Recorded data |
::::

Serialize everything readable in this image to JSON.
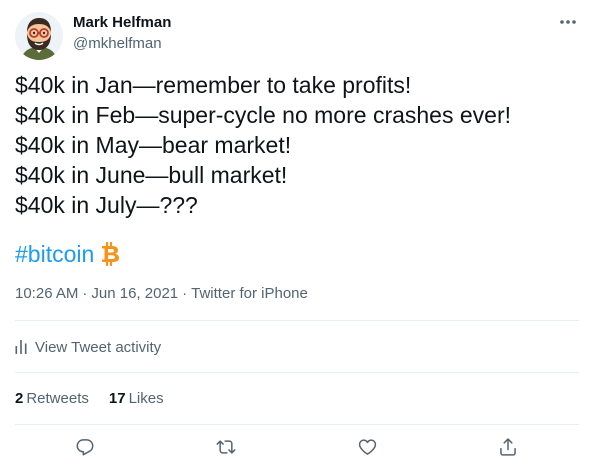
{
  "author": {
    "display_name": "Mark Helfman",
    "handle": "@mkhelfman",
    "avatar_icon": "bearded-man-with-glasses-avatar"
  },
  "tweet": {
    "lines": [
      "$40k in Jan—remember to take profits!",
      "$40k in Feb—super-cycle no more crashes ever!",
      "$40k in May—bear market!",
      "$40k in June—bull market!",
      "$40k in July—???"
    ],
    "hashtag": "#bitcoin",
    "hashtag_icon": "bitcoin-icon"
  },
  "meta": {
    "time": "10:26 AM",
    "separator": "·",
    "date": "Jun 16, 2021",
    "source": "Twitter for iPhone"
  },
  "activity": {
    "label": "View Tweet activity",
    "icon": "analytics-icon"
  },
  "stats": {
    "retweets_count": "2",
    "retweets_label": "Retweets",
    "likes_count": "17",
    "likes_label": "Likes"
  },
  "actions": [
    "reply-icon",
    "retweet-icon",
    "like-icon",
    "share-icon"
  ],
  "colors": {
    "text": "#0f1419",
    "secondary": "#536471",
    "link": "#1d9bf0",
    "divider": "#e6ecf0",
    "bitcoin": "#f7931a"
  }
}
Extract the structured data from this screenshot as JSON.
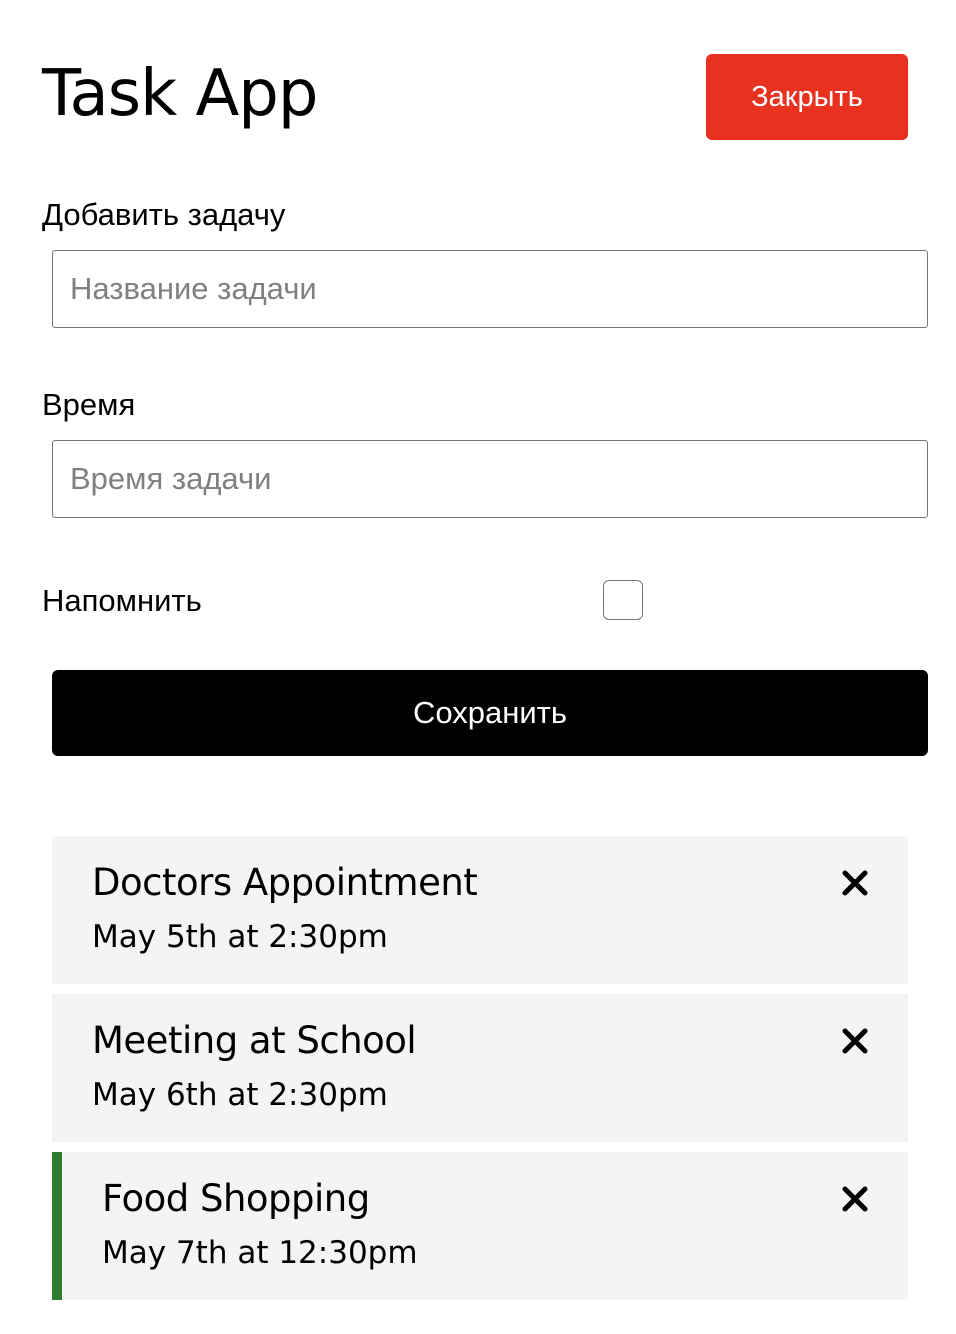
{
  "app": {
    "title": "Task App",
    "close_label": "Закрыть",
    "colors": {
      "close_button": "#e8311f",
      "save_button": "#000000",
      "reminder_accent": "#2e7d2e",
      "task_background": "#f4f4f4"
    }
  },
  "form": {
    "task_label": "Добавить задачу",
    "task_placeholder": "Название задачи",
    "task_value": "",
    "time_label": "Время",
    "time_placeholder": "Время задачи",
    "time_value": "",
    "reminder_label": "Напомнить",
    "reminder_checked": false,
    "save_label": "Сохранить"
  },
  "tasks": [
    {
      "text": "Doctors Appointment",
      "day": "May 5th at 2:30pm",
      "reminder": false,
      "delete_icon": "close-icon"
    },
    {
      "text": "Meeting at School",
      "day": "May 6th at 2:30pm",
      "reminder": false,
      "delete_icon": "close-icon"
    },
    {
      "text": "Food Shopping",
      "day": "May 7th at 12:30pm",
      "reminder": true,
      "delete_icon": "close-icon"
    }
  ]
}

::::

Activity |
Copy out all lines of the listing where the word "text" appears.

Solution to this task |
    "text": "#0f1419",
      "text": "Doctors Appointment",
      "text": "Meeting at School",
      "text": "Food Shopping",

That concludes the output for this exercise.